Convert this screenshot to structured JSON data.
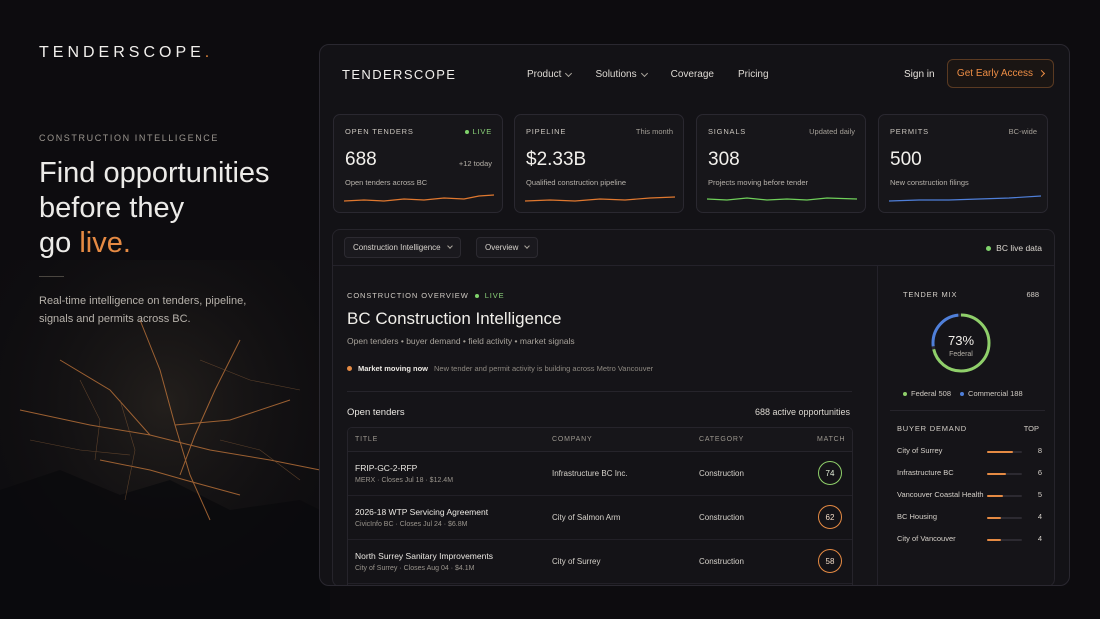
{
  "hero": {
    "logo": "TENDERSCOPE",
    "logo_dot": ".",
    "eyebrow": "CONSTRUCTION INTELLIGENCE",
    "headline_1": "Find opportunities",
    "headline_2": "before they",
    "headline_3": "go ",
    "headline_accent": "live.",
    "subtitle": "Real-time intelligence on tenders, pipeline, signals and permits across BC."
  },
  "nav": {
    "logo": "TENDERSCOPE",
    "links": [
      "Product",
      "Solutions",
      "Coverage",
      "Pricing"
    ],
    "signin": "Sign in",
    "cta": "Get Early Access"
  },
  "stats": [
    {
      "label": "OPEN TENDERS",
      "tag": "LIVE",
      "value": "688",
      "delta": "+12 today",
      "desc": "Open tenders across BC",
      "color": "#e0782f"
    },
    {
      "label": "PIPELINE",
      "tag": "This month",
      "value": "$2.33B",
      "delta": "",
      "desc": "Qualified construction pipeline",
      "color": "#e0782f"
    },
    {
      "label": "SIGNALS",
      "tag": "Updated daily",
      "value": "308",
      "delta": "",
      "desc": "Projects moving before tender",
      "color": "#6fcf5a"
    },
    {
      "label": "PERMITS",
      "tag": "BC-wide",
      "value": "500",
      "delta": "",
      "desc": "New construction filings",
      "color": "#4f7fd9"
    }
  ],
  "toolbar": {
    "dropdown_1": "Construction Intelligence",
    "dropdown_2": "Overview",
    "status": "BC live data"
  },
  "overview": {
    "eyebrow": "CONSTRUCTION OVERVIEW",
    "eyebrow_live": "LIVE",
    "title": "BC Construction Intelligence",
    "subtitle": "Open tenders • buyer demand • field activity • market signals",
    "moving_label": "Market moving now",
    "moving_text": "New tender and permit activity is building across Metro Vancouver"
  },
  "tenders": {
    "heading": "Open tenders",
    "count": "688 active opportunities",
    "columns": [
      "TITLE",
      "COMPANY",
      "CATEGORY",
      "MATCH"
    ],
    "rows": [
      {
        "title": "FRIP-GC-2-RFP",
        "meta": "MERX · Closes Jul 18 · $12.4M",
        "company": "Infrastructure BC Inc.",
        "category": "Construction",
        "match": "74",
        "color": "#8fcf6a"
      },
      {
        "title": "2026-18 WTP Servicing Agreement",
        "meta": "CivicInfo BC · Closes Jul 24 · $6.8M",
        "company": "City of Salmon Arm",
        "category": "Construction",
        "match": "62",
        "color": "#e58a43"
      },
      {
        "title": "North Surrey Sanitary Improvements",
        "meta": "City of Surrey · Closes Aug 04 · $4.1M",
        "company": "City of Surrey",
        "category": "Construction",
        "match": "58",
        "color": "#e58a43"
      }
    ]
  },
  "tender_mix": {
    "heading": "TENDER MIX",
    "total": "688",
    "percent": "73%",
    "percent_label": "Federal",
    "federal_fraction": 0.73,
    "federal_label": "Federal 508",
    "commercial_label": "Commercial 188",
    "federal_color": "#8fcf6a",
    "commercial_color": "#4f7fd9"
  },
  "buyer_demand": {
    "heading": "BUYER DEMAND",
    "right": "TOP",
    "rows": [
      {
        "name": "City of Surrey",
        "count": "8",
        "fraction": 0.75
      },
      {
        "name": "Infrastructure BC",
        "count": "6",
        "fraction": 0.55
      },
      {
        "name": "Vancouver Coastal Health",
        "count": "5",
        "fraction": 0.45
      },
      {
        "name": "BC Housing",
        "count": "4",
        "fraction": 0.4
      },
      {
        "name": "City of Vancouver",
        "count": "4",
        "fraction": 0.4
      }
    ]
  }
}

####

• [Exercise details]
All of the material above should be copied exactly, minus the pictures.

• [Result]
Convert this screenshot to structured JSON data.
{
  "hero": {
    "logo": "TENDERSCOPE",
    "logo_dot": ".",
    "eyebrow": "CONSTRUCTION INTELLIGENCE",
    "headline_1": "Find opportunities",
    "headline_2": "before they",
    "headline_3": "go ",
    "headline_accent": "live.",
    "subtitle": "Real-time intelligence on tenders, pipeline, signals and permits across BC."
  },
  "nav": {
    "logo": "TENDERSCOPE",
    "links": [
      "Product",
      "Solutions",
      "Coverage",
      "Pricing"
    ],
    "signin": "Sign in",
    "cta": "Get Early Access"
  },
  "stats": [
    {
      "label": "OPEN TENDERS",
      "tag": "LIVE",
      "value": "688",
      "delta": "+12 today",
      "desc": "Open tenders across BC",
      "color": "#e0782f"
    },
    {
      "label": "PIPELINE",
      "tag": "This month",
      "value": "$2.33B",
      "delta": "",
      "desc": "Qualified construction pipeline",
      "color": "#e0782f"
    },
    {
      "label": "SIGNALS",
      "tag": "Updated daily",
      "value": "308",
      "delta": "",
      "desc": "Projects moving before tender",
      "color": "#6fcf5a"
    },
    {
      "label": "PERMITS",
      "tag": "BC-wide",
      "value": "500",
      "delta": "",
      "desc": "New construction filings",
      "color": "#4f7fd9"
    }
  ],
  "toolbar": {
    "dropdown_1": "Construction Intelligence",
    "dropdown_2": "Overview",
    "status": "BC live data"
  },
  "overview": {
    "eyebrow": "CONSTRUCTION OVERVIEW",
    "eyebrow_live": "LIVE",
    "title": "BC Construction Intelligence",
    "subtitle": "Open tenders • buyer demand • field activity • market signals",
    "moving_label": "Market moving now",
    "moving_text": "New tender and permit activity is building across Metro Vancouver"
  },
  "tenders": {
    "heading": "Open tenders",
    "count": "688 active opportunities",
    "columns": [
      "TITLE",
      "COMPANY",
      "CATEGORY",
      "MATCH"
    ],
    "rows": [
      {
        "title": "FRIP-GC-2-RFP",
        "meta": "MERX · Closes Jul 18 · $12.4M",
        "company": "Infrastructure BC Inc.",
        "category": "Construction",
        "match": "74",
        "color": "#8fcf6a"
      },
      {
        "title": "2026-18 WTP Servicing Agreement",
        "meta": "CivicInfo BC · Closes Jul 24 · $6.8M",
        "company": "City of Salmon Arm",
        "category": "Construction",
        "match": "62",
        "color": "#e58a43"
      },
      {
        "title": "North Surrey Sanitary Improvements",
        "meta": "City of Surrey · Closes Aug 04 · $4.1M",
        "company": "City of Surrey",
        "category": "Construction",
        "match": "58",
        "color": "#e58a43"
      }
    ]
  },
  "tender_mix": {
    "heading": "TENDER MIX",
    "total": "688",
    "percent": "73%",
    "percent_label": "Federal",
    "federal_fraction": 0.73,
    "federal_label": "Federal 508",
    "commercial_label": "Commercial 188",
    "federal_color": "#8fcf6a",
    "commercial_color": "#4f7fd9"
  },
  "buyer_demand": {
    "heading": "BUYER DEMAND",
    "right": "TOP",
    "rows": [
      {
        "name": "City of Surrey",
        "count": "8",
        "fraction": 0.75
      },
      {
        "name": "Infrastructure BC",
        "count": "6",
        "fraction": 0.55
      },
      {
        "name": "Vancouver Coastal Health",
        "count": "5",
        "fraction": 0.45
      },
      {
        "name": "BC Housing",
        "count": "4",
        "fraction": 0.4
      },
      {
        "name": "City of Vancouver",
        "count": "4",
        "fraction": 0.4
      }
    ]
  }
}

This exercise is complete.